:: DATA FOR ANALYSIS ::

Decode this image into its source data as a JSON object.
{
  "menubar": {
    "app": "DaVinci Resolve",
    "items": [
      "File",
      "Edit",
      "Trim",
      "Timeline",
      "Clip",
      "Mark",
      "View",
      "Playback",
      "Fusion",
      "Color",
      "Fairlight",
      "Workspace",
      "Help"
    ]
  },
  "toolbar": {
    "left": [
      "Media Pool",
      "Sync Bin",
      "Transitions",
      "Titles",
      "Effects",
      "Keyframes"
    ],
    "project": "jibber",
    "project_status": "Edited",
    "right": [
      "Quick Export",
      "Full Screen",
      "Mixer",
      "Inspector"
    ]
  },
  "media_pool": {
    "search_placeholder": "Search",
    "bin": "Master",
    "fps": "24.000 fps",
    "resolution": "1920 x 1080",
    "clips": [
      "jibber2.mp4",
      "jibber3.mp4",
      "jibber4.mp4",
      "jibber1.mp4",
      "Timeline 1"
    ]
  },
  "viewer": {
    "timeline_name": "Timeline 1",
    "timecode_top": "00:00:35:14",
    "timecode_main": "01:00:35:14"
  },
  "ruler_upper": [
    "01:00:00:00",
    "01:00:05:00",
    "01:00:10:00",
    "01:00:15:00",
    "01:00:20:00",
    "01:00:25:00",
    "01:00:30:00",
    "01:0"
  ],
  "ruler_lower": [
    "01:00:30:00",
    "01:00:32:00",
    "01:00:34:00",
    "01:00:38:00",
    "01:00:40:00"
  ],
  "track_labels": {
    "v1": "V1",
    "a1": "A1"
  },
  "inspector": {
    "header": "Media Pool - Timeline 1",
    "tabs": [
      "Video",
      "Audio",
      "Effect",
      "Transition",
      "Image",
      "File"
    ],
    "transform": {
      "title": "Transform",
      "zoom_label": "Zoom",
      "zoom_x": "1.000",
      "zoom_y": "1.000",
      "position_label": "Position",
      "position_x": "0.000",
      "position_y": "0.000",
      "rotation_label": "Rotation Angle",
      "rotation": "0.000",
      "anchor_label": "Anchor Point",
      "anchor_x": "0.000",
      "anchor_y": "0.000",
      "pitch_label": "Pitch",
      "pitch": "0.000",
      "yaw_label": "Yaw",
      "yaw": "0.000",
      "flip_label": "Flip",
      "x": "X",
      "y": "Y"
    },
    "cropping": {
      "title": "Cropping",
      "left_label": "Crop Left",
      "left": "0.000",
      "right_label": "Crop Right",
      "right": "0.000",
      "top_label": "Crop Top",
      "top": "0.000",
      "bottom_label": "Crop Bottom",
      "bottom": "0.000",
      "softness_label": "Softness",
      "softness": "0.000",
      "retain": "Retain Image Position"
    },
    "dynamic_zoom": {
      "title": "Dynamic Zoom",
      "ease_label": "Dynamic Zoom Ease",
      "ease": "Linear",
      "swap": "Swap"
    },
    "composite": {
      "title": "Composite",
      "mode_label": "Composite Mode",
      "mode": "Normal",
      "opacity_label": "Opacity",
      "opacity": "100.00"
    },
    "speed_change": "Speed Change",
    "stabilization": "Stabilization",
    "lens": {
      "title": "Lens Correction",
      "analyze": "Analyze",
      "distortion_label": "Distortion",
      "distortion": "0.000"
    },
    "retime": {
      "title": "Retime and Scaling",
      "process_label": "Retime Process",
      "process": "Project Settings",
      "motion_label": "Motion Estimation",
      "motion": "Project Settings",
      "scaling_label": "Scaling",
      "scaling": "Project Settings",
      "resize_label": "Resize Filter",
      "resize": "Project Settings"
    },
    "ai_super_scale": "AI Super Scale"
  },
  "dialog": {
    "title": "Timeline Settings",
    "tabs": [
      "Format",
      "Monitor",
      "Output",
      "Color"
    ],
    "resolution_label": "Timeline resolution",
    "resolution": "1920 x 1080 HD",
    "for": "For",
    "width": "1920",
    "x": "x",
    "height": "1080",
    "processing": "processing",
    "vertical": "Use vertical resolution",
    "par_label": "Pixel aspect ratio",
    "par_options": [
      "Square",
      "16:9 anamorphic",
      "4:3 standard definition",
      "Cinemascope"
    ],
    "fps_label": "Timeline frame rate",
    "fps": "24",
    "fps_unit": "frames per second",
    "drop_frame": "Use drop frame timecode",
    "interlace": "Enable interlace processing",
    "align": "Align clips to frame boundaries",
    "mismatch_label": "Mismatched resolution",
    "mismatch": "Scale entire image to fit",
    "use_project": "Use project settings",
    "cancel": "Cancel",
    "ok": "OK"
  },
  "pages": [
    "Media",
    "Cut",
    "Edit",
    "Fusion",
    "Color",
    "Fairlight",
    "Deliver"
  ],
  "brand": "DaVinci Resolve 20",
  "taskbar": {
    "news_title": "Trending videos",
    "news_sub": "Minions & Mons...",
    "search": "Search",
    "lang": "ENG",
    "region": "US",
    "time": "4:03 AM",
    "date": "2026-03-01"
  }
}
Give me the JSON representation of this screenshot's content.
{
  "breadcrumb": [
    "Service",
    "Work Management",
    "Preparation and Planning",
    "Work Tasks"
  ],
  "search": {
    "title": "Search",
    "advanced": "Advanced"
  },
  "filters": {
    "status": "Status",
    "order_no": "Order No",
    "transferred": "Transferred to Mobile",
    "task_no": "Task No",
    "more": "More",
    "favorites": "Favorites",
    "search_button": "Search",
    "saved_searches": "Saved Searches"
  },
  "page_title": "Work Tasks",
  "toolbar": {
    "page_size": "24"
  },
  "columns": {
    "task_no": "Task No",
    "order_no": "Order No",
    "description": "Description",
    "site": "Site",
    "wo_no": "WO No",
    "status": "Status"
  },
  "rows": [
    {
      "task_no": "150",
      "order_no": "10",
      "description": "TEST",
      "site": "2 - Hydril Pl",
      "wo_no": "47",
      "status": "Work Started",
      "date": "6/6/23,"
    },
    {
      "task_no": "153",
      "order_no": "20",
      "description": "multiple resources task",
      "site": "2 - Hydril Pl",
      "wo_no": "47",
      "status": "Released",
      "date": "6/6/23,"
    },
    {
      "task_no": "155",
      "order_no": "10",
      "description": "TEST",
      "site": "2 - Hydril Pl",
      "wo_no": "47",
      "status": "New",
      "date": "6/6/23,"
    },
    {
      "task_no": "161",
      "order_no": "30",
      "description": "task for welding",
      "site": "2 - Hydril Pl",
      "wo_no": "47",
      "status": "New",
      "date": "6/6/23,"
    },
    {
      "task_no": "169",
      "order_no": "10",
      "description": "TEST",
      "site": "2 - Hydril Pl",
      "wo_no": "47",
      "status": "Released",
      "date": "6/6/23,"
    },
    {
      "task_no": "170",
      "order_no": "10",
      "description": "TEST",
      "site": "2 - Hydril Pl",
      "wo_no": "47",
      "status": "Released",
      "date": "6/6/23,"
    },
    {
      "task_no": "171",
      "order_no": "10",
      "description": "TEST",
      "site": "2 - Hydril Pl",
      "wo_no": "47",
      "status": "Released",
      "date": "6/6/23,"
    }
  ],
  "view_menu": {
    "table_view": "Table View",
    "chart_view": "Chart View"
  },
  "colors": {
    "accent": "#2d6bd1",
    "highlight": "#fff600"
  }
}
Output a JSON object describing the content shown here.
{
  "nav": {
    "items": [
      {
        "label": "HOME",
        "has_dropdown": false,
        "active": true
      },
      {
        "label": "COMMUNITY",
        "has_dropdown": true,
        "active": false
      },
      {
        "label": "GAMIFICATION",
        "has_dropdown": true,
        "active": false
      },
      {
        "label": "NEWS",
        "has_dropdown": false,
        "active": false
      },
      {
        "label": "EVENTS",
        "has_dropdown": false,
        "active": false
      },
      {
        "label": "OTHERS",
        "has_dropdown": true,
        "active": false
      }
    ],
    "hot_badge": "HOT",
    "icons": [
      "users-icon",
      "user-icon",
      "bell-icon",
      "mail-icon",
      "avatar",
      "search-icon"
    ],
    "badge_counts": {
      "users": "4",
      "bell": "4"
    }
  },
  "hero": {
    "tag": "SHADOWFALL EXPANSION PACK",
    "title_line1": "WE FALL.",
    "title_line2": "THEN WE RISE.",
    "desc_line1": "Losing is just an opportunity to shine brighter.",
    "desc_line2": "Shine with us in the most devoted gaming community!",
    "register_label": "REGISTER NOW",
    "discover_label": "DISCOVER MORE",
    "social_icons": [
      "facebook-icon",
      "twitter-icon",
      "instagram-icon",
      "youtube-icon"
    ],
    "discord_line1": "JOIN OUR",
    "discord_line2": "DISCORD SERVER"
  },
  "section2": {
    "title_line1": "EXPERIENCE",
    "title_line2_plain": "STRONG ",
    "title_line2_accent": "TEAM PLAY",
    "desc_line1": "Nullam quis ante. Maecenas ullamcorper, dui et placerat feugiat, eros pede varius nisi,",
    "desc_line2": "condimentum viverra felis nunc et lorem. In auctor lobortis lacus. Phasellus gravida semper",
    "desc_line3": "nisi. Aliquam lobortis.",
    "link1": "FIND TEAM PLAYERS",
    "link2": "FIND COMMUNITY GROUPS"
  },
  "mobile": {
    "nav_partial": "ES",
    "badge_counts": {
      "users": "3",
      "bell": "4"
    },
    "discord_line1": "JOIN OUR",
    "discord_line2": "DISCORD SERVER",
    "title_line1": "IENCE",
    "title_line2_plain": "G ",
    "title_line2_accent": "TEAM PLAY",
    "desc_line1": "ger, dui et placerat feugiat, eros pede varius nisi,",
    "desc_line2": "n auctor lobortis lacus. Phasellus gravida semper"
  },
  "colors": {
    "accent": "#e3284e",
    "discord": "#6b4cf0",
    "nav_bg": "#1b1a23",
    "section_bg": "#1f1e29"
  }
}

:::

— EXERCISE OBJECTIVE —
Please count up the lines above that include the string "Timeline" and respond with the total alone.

— SOLUTION —
7